[What to produce] Look for the word "chart" in the material below, then report each line where it occurs.

____________

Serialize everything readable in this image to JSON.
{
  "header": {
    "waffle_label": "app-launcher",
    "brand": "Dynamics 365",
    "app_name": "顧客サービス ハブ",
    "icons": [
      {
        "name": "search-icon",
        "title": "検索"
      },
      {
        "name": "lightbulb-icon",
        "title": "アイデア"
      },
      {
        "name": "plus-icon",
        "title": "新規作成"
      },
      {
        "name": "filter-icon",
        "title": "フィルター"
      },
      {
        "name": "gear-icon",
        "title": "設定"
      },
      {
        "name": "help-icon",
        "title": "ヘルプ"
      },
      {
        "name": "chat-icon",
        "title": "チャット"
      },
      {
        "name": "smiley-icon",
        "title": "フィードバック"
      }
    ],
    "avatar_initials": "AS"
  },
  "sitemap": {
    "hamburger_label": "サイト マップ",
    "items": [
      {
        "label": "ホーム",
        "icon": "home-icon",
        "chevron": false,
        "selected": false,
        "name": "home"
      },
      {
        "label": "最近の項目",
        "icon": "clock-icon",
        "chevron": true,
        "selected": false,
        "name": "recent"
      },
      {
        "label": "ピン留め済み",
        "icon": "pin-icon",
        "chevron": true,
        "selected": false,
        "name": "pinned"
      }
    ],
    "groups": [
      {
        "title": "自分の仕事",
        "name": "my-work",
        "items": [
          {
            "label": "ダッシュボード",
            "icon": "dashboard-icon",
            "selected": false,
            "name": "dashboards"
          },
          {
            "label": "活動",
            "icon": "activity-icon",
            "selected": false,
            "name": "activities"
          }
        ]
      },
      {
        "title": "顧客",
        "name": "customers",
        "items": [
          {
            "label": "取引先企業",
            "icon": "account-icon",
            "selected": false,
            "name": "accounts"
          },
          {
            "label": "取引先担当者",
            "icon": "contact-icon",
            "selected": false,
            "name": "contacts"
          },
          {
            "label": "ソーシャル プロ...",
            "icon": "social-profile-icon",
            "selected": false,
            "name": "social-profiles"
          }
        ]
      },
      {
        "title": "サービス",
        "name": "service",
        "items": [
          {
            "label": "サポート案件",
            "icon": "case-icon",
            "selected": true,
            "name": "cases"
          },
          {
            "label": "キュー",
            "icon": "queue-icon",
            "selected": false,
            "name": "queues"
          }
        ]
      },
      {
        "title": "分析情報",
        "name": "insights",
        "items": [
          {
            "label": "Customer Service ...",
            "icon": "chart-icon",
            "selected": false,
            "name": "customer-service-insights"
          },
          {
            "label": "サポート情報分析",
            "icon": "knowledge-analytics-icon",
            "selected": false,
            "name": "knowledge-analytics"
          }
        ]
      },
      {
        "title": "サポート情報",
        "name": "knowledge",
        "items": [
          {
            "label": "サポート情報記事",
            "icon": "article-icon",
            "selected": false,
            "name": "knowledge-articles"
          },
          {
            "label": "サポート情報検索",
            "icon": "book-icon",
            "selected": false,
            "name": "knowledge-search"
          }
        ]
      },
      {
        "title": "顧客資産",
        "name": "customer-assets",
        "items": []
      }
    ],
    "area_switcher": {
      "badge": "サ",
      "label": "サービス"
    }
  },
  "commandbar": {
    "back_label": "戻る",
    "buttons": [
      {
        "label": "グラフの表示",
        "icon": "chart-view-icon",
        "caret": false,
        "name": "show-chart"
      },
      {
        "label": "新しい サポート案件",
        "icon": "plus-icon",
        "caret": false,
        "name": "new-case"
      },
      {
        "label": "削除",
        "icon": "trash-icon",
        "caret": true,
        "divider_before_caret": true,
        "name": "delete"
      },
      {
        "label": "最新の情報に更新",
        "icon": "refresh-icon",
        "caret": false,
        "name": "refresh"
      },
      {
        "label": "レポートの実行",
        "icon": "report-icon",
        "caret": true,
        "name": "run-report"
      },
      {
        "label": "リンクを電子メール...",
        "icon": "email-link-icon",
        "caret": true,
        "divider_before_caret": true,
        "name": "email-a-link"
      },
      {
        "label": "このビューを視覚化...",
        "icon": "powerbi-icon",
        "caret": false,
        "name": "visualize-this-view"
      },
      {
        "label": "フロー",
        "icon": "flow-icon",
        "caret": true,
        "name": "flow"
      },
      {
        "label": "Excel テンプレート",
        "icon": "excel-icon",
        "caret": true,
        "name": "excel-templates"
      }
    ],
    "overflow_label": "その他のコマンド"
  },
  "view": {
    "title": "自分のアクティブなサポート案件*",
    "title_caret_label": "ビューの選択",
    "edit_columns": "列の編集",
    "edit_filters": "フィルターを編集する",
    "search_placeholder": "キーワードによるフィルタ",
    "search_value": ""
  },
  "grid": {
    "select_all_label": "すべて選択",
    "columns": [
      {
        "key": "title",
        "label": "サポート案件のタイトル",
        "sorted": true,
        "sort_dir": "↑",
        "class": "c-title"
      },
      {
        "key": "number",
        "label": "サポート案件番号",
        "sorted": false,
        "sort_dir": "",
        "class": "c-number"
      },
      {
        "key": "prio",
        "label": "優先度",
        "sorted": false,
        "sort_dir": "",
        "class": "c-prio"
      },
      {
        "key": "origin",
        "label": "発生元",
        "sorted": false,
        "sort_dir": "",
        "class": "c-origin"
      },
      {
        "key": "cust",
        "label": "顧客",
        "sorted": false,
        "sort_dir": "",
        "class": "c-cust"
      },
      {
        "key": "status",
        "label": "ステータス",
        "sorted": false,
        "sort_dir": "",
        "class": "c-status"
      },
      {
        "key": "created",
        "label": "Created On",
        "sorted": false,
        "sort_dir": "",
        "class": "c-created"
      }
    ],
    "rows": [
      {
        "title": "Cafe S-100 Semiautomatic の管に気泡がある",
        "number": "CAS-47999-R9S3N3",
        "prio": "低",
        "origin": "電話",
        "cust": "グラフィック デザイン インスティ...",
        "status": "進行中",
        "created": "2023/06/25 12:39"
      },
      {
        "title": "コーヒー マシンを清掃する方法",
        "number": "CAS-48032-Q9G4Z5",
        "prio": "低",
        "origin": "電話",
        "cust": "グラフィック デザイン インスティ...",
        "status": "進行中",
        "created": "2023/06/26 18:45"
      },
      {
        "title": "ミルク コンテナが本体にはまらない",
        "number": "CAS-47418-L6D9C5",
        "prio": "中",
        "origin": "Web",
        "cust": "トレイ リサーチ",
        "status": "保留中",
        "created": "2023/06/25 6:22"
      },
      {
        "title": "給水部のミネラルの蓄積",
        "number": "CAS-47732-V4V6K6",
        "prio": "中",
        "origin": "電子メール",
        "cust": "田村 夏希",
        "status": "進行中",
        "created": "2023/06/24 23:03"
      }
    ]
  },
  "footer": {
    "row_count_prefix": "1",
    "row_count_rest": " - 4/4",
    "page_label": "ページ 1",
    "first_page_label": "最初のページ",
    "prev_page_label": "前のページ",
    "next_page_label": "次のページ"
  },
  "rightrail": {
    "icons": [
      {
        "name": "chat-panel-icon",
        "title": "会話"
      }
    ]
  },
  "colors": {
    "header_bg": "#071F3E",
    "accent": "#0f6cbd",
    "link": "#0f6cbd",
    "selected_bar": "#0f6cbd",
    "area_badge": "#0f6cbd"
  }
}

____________

[Reply to the exercise]
            "icon": "chart-icon",
        "icon": "chart-view-icon",
        "name": "show-chart"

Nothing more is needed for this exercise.